In northern Arabia the name Athtar does not appear; but there are two goddesses, Al-Uzza and Al-Lat, who are shown elsewhere as goddesses of fertility scarcely disguised under these epithets (compare "Heb." x. 58-66). Al-Uzza was worshiped especially at Nakhla and Mecca, and Al-Lat at Taif and by the Nabatæans (compare "C. I. S." ii. Nos. 170, 182, 183). She is mentioned by Herodotus, iii. 8.

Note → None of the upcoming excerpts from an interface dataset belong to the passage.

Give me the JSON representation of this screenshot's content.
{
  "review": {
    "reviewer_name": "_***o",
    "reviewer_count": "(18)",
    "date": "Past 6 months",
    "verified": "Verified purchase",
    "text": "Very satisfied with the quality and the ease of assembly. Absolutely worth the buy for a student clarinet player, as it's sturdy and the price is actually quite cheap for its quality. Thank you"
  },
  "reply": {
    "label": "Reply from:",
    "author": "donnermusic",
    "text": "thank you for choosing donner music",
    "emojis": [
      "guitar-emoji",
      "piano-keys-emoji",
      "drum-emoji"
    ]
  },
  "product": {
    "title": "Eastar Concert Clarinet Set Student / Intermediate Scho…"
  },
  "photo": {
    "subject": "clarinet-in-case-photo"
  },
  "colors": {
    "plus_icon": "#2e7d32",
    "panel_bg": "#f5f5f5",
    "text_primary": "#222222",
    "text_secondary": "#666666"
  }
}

This cult thus presents an underlying unity throughout the Semitic world, with many local differences. Various animals were sacred to this deity in different places, while she was frequently pictured in their form. Thus, at Eryx she was thought to assume the form of a dove, and of a dove and a gazelle at Mecca. At Arbela she was conceived byAssurbanipal as a warrioress, behung with bow and quiver ("Hebraica," ix. 162); while Zidonian coins picture her standing on the prow of a galley and pointing forward as though guiding the vessel on its way. Other local circumstances gave her many other forms. Thus, in Sabæa she was identified with the sun and the morning star; at Mecca and in Assyria, with Venus; and at Zidon, with the moon.
Schrader ("C. I. O. T." 2d ed.), Sayce ("Hibbert Lect." 252), and Driver (Hastings' "Dict. of the Bible") hold to the non-Semitic origin of this cult. Paul Haupt ("Z. D. M. G." 34, 758 et seq.), Zimmern ("Bab. Buss." 38), Friedrich Delitzsch ("Assyrian Grammar," p. 181), Moore ("Encyc. Bib."), G. Hoffmann ("Ueber Einige Phönizische Inschriften," 22n), and Barton ("Heb." x. 69 et seq.) have argued on the other side. It is hardly possible that the most universally worshiped of Semitic divinities should have been of non-Semitic origin. It appears plausible to assume that the goddess originated in Arabia in primitive Semitic times in connection with the culture of the date-palm, and that, as the Semites migrated, she was transplanted to the different countries (compare Barton, "Semitic Origins," ch. iii.-v.). See Astarte.
- Movers, Die Phönizier, 1850, i. 559-650;
- Baethgen, Beiträge zur Semitischen Religionsgeschichte, 1888;
- W. R. Smith, Religion of the Semites, 2d ed.; 1894, pp. 310, 355, 471 et seq.;
- Barton, Ashtoreth and Her Influence in the Old Testament, in Journal of Biblical Literature, x. 73 et seq.;
- idem, The Semitic Ishtar Cult, in Hebraica, ix. 133-163, x. 1-74;
- idem, Sketch of Semitic Origins, 1902.